Takeaway Throwaways Co-Founder, Liam Prince agrees, noting that too much airtime goes to anti-littering messaging and plastic alternatives. Yet, neither address the core issues of single-use.
“Single-use serviceware made of plastic—cutlery, cups, straws—is a dangerous source of plastic pollution. But not all fast-food packaging is plastic and not all of it becomes litter. The problems of single-use waste are bigger than this”, he says.
“Paper and cardboard packaging breaks down anaerobically in landfill, producing methane. And all single-use items, regardless of where they end up or what they’re made of, take energy and resources to produce for just one use. That’s energy and resources we could save if industry embraced reusables instead.
“We have to tackle the core of the problem and find alternatives to single-use serviceware. And the primary responsibility lies with the businesses who profit from the products that make the waste, not us”, says Prince.
“Most of the high-street fast-food operators won’t accept BYO cups and containers. So, apart from boycotting fast-food entirely, what options do the public have? Fast-food operators need to step up to deal with their mess.”
Takeaway Throwaways policy spokesperson, Hannah Blumhardt, notes that if incorporating customers’ BYO cups and containers into high street fast-food workflows is logistically tricky, operators should start thinking creatively.

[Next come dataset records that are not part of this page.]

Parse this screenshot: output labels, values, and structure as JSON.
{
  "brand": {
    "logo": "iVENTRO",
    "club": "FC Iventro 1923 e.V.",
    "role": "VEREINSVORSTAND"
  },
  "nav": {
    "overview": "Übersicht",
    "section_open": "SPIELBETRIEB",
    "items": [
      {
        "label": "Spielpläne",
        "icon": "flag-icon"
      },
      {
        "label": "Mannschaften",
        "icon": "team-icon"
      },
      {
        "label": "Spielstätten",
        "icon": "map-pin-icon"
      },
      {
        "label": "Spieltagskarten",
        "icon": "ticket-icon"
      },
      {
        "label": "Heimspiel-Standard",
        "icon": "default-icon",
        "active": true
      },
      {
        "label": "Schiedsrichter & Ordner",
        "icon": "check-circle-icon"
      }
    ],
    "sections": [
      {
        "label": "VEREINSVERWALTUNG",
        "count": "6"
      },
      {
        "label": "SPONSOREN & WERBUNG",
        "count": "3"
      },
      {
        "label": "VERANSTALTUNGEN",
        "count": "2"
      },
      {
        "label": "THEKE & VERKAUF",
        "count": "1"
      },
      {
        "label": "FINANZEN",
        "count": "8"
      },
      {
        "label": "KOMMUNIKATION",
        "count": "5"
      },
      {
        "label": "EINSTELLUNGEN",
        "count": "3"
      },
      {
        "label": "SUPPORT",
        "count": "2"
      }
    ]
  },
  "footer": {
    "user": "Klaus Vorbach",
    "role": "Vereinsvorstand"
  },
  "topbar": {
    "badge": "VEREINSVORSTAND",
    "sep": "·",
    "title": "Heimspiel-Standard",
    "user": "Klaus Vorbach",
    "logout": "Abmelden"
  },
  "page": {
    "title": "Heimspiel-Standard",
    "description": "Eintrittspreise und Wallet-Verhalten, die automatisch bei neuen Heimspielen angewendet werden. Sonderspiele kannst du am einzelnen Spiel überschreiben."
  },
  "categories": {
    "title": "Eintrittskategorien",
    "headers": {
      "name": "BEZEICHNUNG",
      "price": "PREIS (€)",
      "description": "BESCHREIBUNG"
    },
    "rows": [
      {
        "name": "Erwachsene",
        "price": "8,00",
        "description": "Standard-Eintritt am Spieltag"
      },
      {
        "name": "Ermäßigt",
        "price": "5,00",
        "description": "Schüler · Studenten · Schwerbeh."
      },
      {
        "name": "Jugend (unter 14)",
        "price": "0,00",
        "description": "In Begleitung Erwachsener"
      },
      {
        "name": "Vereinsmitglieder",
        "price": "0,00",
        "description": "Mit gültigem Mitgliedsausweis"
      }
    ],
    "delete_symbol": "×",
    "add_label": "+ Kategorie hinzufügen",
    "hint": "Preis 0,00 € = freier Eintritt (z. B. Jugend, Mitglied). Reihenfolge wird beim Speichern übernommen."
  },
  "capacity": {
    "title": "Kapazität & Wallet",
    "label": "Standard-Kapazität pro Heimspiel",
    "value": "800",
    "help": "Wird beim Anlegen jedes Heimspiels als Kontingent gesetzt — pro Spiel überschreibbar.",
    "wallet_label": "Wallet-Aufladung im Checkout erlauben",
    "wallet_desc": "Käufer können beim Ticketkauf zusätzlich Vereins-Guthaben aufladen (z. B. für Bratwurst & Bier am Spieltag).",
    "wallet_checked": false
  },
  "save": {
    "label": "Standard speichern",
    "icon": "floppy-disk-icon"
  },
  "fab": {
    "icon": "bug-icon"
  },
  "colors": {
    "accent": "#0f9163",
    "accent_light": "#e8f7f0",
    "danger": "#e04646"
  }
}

One option is reusable serviceware loaned on a deposit – a model increasingly heralded as the way of the future by overseas experts, including the Ellen Macarthur Foundation. Such systems would operate most efficiently and cost effectively if major fast-food outlets worked together to standardise their reusable packaging.
“This might sound like a bother, but sooner or later fast-food operators will be forced to have these conversations. Whether that’s because Government listens to our petition or decides to go ahead with the proposal to declare single-use plastics a “priority product” under the Waste Minimisation Act”, says Blumhardt.
“Our message to these operators is that the tide is turning on throwaway products. Once the rush of Alert Level 3 is over, consider the public’s growing distaste for single-use items; front-foot the likelihood of future government action in this area; get together, sit down, and nut out a reusable solution that you can all use.”
In the meantime, the Government could take small steps forward, such as charging fees on businesses using disposable serviceware to fund clean-up costs (such as the proposed UK “Latte Levy”), and mandate the use of reusable serviceware for dine-in settings so that fast food operators won’t be able to use disposables for dine-in customers (as in Berkeley, California).
“Fast food operators may argue that single-use serviceware is needed right now to manage coronavirus. It was companies like McDonald’s and Starbucks who first rejected BYO cups in the early days of the virus”, says Cope.
“However, we know now that reusables can be used safely even in the context of this virus. The Government has clarified that reusable takeaway serviceware is permitted under Alert Level 3 and beyond.
“The reality is that fast food’s persistent use of single-use packaging has nothing to do with coronavirus. Even in the good times these companies have done far too little to explore and develop less wasteful packaging. They’re out of step with the times, but now is the perfect moment, as we evaluate our impact upon each other and our world, to step forward and step up.”
Sign the Takeaway Throwaways petition here: https://www.toko.org.nz/petitions/takeaway-throwaways-for-food-and-drink-and-mandate-reusable-alternatives-instead